Abruptly, it is time to go. I grab my
backpack and climb into Abed’s taxi. It is sunset and we
are a little rushed because it is Ramadan and Abed, our
driver, has taken neither food nor drink since day break.
The breaking of the fast will be soon and he wants to get
home with his family for this special meal.
We embark along a very bumpy road, with the noticeable exception of the short section of highway that leads to the nearby Israeli settlement. We are on our way to Susiya, a village under immediate threat of demolition by the Israeli authorities. We (EAPPI) are here to provide protective presence to the villagers as they wait for their court case to be heard on August 3. It is feared that the Israeli authorities will attempt the demolition before then.
Just as the sun melts into the stony hills, we gingerly inch our way into
The Village. The villagers are preparing to
take their first sustenance since beginning their Ramadan
fast at dawn. We stop in front of Nassar’s house. I decide to join the women in the
kitchen as we accept the invitation into their home. As they
finish food preparations they do not make eye contact with
me. I stand awkwardly, watching, waiting to be noticed and
then somewhat reluctantly rejoin the men.
As I settle unto the floor mat the
only ones who seem to notice me are the children. The
oldest, 8, is charmingly polite and has indicated that I am to sit
beside him. The food is placed on a tablecloth in front of
us and I am obviously his responsibility. He passes me
bread, made earlier in the outdoor taboon oven, and
indicates that I should take some chicken. The meal is enhanced by carrot stew, soup and a
tomato okra dip and rice. In the timeless tradition of
sharing a meal in the Middle East, we eat without
plates or utensils. It is a bit of a challenge for me and
although I make a little more of a mess than the others, no
one seems to mind.
After the meal I manage to make
myself visible by helping to bring the dishes from the floor
to the kitchen, a challenge for my mature hips and knees! My
new little friend snuggles into me as he watches TV.

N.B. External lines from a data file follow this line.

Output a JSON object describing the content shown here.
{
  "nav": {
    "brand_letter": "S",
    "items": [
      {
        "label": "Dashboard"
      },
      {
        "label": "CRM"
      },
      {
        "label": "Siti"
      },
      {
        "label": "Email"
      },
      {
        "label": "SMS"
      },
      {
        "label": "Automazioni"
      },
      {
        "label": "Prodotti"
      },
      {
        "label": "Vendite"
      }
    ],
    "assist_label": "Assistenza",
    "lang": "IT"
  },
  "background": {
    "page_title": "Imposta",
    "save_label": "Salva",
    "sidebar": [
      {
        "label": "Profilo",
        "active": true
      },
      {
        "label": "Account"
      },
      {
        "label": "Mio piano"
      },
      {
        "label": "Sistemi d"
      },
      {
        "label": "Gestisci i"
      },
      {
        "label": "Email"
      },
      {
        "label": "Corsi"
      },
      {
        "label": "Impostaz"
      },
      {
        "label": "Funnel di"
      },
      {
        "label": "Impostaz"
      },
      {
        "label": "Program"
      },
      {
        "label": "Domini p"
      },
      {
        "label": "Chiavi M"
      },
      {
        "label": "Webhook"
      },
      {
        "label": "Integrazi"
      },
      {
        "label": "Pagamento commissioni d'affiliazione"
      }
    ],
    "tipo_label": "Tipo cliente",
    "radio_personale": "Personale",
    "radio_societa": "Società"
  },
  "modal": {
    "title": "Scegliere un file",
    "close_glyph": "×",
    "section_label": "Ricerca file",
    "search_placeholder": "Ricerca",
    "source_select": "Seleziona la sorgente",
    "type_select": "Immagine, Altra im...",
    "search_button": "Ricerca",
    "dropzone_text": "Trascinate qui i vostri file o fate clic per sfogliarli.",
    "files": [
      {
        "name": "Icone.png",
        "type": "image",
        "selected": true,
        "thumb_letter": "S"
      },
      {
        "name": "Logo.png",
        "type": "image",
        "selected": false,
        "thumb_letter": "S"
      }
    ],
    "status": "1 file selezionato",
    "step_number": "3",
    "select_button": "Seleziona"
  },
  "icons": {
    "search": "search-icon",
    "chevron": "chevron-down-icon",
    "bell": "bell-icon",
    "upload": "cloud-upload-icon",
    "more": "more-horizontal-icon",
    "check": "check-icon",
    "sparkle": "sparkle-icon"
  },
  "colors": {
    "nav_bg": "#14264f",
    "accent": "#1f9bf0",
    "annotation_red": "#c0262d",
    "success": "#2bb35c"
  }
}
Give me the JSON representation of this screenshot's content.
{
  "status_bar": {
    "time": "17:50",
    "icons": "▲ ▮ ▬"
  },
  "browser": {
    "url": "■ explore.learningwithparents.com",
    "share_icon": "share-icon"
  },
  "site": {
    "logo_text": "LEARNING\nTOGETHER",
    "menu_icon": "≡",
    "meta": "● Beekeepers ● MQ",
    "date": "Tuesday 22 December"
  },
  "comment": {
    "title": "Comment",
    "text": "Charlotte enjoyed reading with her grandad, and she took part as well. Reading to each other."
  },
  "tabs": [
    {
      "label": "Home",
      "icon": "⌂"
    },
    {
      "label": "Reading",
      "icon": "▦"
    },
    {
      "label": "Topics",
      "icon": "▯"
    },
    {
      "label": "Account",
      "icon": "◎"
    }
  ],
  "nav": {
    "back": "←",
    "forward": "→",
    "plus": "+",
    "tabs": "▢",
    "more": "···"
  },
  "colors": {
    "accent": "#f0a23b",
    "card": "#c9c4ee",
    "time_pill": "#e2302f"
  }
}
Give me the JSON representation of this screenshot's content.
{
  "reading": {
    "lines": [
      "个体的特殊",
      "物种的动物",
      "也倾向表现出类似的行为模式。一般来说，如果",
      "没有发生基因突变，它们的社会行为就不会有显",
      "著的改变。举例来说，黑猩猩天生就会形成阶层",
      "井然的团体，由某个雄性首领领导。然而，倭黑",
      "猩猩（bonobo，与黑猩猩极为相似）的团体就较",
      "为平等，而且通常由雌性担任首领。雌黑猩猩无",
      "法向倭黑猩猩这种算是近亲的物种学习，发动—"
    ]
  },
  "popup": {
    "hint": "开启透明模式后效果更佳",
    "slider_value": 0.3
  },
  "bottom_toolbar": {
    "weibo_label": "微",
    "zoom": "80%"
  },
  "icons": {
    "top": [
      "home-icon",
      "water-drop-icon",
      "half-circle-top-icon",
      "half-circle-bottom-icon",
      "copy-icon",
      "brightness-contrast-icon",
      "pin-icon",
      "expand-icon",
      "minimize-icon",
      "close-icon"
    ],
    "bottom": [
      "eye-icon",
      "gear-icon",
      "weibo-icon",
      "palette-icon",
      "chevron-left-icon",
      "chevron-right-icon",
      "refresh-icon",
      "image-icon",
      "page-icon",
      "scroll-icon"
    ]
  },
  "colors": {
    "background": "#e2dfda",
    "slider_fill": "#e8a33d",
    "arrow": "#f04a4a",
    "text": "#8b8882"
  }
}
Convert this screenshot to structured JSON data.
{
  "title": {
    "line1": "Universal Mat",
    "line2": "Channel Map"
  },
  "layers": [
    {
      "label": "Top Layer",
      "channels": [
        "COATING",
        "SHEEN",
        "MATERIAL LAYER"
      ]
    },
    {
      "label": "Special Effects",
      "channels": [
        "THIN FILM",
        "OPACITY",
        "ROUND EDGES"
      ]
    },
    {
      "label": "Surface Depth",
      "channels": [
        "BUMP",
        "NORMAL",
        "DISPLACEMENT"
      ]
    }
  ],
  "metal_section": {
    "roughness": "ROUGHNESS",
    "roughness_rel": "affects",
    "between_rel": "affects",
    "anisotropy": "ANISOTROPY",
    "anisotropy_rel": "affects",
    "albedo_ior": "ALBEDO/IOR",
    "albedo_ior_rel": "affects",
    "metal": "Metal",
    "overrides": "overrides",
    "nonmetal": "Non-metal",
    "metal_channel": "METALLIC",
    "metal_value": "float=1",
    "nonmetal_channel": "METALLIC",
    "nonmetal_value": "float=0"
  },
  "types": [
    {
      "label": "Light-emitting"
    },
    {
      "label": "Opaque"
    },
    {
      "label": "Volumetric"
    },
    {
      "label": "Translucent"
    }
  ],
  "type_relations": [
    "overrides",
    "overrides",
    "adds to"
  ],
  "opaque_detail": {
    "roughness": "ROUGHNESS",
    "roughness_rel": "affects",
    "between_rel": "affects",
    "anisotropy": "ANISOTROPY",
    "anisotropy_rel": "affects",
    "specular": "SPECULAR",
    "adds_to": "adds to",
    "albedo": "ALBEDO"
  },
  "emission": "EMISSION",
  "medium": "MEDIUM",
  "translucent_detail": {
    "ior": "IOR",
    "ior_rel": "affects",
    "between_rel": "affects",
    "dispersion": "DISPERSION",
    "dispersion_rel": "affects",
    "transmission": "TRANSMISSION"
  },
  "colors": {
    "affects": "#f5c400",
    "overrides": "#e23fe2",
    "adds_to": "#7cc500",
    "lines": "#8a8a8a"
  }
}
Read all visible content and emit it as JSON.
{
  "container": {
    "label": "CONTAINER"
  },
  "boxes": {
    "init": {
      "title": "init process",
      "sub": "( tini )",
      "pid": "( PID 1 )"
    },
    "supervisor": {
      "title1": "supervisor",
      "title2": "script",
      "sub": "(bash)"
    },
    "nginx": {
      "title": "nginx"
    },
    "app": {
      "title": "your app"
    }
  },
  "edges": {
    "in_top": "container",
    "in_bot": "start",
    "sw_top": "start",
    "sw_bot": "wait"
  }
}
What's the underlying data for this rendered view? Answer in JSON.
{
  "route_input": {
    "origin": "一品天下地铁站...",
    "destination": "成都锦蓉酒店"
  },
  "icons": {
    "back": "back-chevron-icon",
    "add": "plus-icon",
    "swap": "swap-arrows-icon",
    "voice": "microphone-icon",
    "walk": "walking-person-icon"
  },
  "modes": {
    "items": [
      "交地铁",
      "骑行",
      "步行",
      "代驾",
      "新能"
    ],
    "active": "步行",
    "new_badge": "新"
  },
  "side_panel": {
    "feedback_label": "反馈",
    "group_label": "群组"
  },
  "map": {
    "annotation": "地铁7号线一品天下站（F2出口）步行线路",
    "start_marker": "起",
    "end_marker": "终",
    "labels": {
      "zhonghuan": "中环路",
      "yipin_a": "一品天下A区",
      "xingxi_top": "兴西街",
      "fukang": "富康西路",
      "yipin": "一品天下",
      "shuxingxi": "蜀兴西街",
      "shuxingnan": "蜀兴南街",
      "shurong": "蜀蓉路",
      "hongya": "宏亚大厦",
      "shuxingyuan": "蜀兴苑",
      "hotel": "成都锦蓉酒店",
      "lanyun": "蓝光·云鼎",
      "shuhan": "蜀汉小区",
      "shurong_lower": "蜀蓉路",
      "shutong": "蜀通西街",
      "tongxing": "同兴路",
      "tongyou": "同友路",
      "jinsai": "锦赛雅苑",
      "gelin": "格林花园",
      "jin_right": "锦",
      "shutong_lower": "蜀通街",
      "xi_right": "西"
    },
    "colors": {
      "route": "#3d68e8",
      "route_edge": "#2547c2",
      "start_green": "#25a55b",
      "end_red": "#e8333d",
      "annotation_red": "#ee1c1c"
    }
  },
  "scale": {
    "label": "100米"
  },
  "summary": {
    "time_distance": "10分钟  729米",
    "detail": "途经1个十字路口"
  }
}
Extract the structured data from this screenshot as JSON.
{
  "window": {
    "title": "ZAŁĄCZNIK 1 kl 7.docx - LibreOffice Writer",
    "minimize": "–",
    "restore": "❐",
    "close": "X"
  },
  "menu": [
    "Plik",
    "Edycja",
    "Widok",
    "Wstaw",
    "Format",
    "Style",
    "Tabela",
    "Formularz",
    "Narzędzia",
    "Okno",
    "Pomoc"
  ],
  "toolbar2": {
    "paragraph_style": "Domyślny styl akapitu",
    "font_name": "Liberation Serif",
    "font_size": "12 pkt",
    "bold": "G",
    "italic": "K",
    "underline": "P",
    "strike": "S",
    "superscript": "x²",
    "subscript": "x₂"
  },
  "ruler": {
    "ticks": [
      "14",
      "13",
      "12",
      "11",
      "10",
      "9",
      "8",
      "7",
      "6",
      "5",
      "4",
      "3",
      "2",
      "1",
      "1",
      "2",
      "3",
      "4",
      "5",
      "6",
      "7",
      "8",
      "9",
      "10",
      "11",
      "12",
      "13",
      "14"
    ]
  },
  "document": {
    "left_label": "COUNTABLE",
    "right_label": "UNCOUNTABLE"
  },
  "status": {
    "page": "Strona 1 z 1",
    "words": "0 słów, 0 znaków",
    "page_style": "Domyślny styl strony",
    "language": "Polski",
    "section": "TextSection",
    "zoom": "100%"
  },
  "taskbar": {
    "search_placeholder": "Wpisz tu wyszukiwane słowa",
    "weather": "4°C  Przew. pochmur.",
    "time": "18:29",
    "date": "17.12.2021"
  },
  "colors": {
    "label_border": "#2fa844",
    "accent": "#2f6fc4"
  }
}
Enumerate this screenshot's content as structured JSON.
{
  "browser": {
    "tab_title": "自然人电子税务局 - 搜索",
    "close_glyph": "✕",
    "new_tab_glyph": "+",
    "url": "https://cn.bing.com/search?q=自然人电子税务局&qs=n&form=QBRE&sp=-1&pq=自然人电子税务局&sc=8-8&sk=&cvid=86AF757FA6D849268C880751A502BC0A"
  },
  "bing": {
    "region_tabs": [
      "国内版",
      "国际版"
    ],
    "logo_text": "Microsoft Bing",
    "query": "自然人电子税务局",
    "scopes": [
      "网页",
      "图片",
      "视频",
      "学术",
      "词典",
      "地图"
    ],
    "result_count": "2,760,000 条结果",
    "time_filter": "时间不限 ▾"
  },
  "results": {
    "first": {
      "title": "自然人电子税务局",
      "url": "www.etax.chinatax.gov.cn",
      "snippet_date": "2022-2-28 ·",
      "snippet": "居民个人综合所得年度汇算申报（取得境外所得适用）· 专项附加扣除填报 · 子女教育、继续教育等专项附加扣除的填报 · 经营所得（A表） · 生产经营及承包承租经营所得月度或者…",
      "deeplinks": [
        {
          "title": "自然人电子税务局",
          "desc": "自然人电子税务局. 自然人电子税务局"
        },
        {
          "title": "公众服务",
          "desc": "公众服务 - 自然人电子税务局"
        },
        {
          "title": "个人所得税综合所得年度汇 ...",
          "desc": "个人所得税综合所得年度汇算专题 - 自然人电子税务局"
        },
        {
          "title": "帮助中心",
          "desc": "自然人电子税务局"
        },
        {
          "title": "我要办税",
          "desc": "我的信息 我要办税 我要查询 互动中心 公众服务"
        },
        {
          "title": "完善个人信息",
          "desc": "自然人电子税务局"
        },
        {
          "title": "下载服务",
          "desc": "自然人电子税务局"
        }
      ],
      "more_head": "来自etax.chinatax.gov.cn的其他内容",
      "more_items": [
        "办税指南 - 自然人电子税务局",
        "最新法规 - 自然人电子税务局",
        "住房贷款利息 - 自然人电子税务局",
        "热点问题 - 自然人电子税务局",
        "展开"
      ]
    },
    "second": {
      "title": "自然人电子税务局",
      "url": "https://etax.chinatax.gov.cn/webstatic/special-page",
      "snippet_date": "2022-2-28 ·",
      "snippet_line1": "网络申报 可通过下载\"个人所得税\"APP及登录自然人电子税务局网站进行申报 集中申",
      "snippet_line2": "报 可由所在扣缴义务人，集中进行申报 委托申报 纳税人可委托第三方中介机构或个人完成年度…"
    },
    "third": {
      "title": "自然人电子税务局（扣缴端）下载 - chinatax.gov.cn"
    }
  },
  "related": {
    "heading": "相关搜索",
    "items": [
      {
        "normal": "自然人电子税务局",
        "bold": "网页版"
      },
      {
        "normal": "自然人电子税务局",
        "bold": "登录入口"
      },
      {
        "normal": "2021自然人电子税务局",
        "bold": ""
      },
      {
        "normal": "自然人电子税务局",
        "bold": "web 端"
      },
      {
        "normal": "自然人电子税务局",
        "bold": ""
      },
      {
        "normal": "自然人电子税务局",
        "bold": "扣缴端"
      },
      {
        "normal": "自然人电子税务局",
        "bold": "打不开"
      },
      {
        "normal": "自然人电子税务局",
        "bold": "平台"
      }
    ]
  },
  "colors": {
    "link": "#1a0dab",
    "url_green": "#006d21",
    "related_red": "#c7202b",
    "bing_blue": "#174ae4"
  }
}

A satisfied quietness envelopes us and there is no compulsion
to fill the silence. We exchange a few questions about
our mission and the village. Everyone seems tired,
content just to be in each others company as people drop in and out without fuss.
It is then time for us to go. As we stumble among in the darkness I wish to myself we had taken thetime to situate ourselves into our sleeping quarters earlier. We will
sleep in the clinic, a room with concrete walls and a canvas
roof. The wind is high and the canvas snaps. Dust is thick,
a fine carpet softening the hard concrete floor. A single
light bulb hanging from the ceiling illuminates the space that is now our home for
the next six weeks. Mats on the floor with makeshift
sleeping bags complete our preparations. When I visit the
hamam (toilet) some distance away, I wonder how I will manage if I
have to get up in throughout the night!
My teammate, Leif, makes a reference to the water I drank, and all of a sudden the terrible
realization of what i have done seeps into me. Under no
circumstance were we to drink the water. Even unpeeled fruit
and uncooked vegetables are suspect. Something
has happened to the water in Susyia and
newcomers who have consumed it have gotten sick.
Dread that I may have so carelessly jeopardized the first part of my
assignment oozes through me.
As we trudge back, Nasser calls out to us and we join him
outside his home for a chat and a sweet dessert. He offers a
few pointers. …watch out for snakes and scorpions. Put
away the headlamps and close our eyes tightly for a minute.
Then open them and see how we can see our way by moonlight.
He brings us to the plum orchard and we taste the ripening
plums…so sweet. He tells us, ‘ the Koran allows for the
eating of fruit off the tree when one is passing through
during Ramadan. You must not gather for the family or to
prepare a meal, but just pick it from the tree as you are
passing through!’ The moon illuminates the path back to our
Arabic music blares just outside our window and like mice to the
pied piper we are drawn out. The Susyia night club is in
full swing. Two teen aged girls, 3 pre teen boys, and
two little girls welcome us. We clap and sway to the latest
Arab hits, are patiently taught a traditional dance,
play hand clapping games, and practice Arabic! Lots and lots
of laughter! The young boys dance – the girls not so much.
Ohla, one of the mothers joins us for a while before she
takes her little ones home to bed. Quite tired now, we
In an ink blue sky, the crescent moon stretches up to a Venus so
bright, it brings to mind the story of the star on the night
Jesus was born …..also in an occupied land!
The soft bleating of sheep, distant barking of dogs
and the murmurings of families settling down for the night
completes our first night in Susiya.